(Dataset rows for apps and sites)
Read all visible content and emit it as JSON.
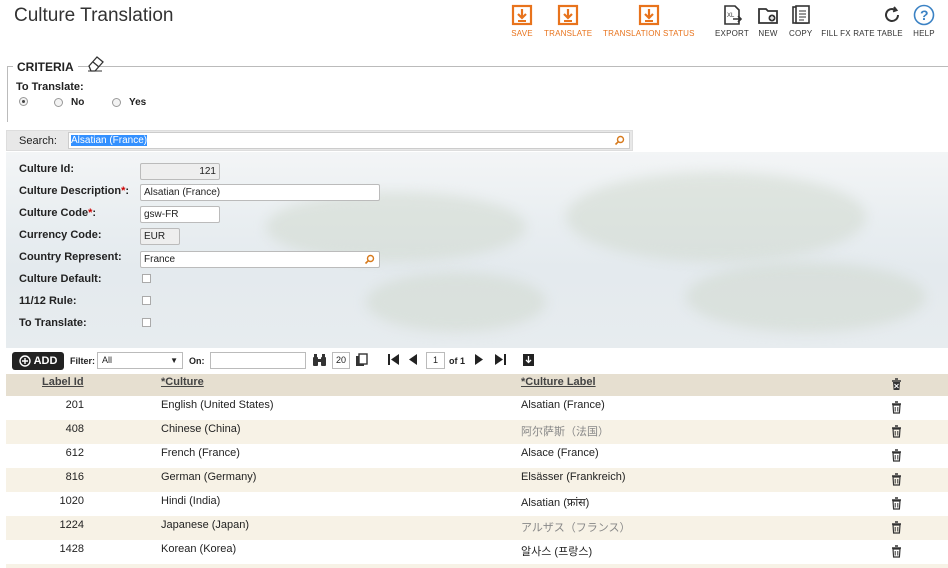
{
  "app": {
    "title": "Culture Translation"
  },
  "toolbar": {
    "save": "SAVE",
    "translate": "TRANSLATE",
    "translation_status": "TRANSLATION STATUS",
    "export": "EXPORT",
    "new": "NEW",
    "copy": "COPY",
    "fill_fx": "FILL FX RATE TABLE",
    "help": "HELP"
  },
  "criteria": {
    "legend": "CRITERIA",
    "to_translate_label": "To Translate:",
    "options": [
      "No",
      "Yes"
    ],
    "selected": "all"
  },
  "search": {
    "label": "Search:",
    "value": "Alsatian (France)"
  },
  "detail": {
    "culture_id_label": "Culture Id:",
    "culture_id": "121",
    "culture_description_label": "Culture Description",
    "culture_description": "Alsatian (France)",
    "culture_code_label": "Culture Code",
    "culture_code": "gsw-FR",
    "currency_code_label": "Currency Code:",
    "currency_code": "EUR",
    "country_represent_label": "Country Represent:",
    "country_represent": "France",
    "culture_default_label": "Culture Default:",
    "rule_label": "11/12 Rule:",
    "to_translate_label": "To Translate:",
    "required_mark": "*",
    "colon": ":"
  },
  "grid_toolbar": {
    "add": "ADD",
    "filter_label": "Filter:",
    "filter_value": "All",
    "on_label": "On:",
    "page_size": "20",
    "page": "1",
    "of": "of 1"
  },
  "grid": {
    "headers": {
      "label_id": "Label Id",
      "culture": "*Culture",
      "culture_label": "*Culture Label"
    },
    "rows": [
      {
        "id": "201",
        "culture": "English (United States)",
        "label": "Alsatian (France)"
      },
      {
        "id": "408",
        "culture": "Chinese (China)",
        "label": "阿尔萨斯（法国）"
      },
      {
        "id": "612",
        "culture": "French (France)",
        "label": "Alsace (France)"
      },
      {
        "id": "816",
        "culture": "German (Germany)",
        "label": "Elsässer (Frankreich)"
      },
      {
        "id": "1020",
        "culture": "Hindi (India)",
        "label": "Alsatian (फ्रांस)"
      },
      {
        "id": "1224",
        "culture": "Japanese (Japan)",
        "label": "アルザス（フランス）"
      },
      {
        "id": "1428",
        "culture": "Korean (Korea)",
        "label": "알사스 (프랑스)"
      }
    ]
  },
  "colors": {
    "accent": "#e8731c",
    "header_bg": "#e6dfd0",
    "row_alt": "#f7f2e6"
  }
}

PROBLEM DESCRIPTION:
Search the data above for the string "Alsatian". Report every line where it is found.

YOUR SOLUTION:
    "value": "Alsatian (France)"
    "culture_description": "Alsatian (France)",
        "label": "Alsatian (France)"
        "label": "Alsatian (फ्रांस)"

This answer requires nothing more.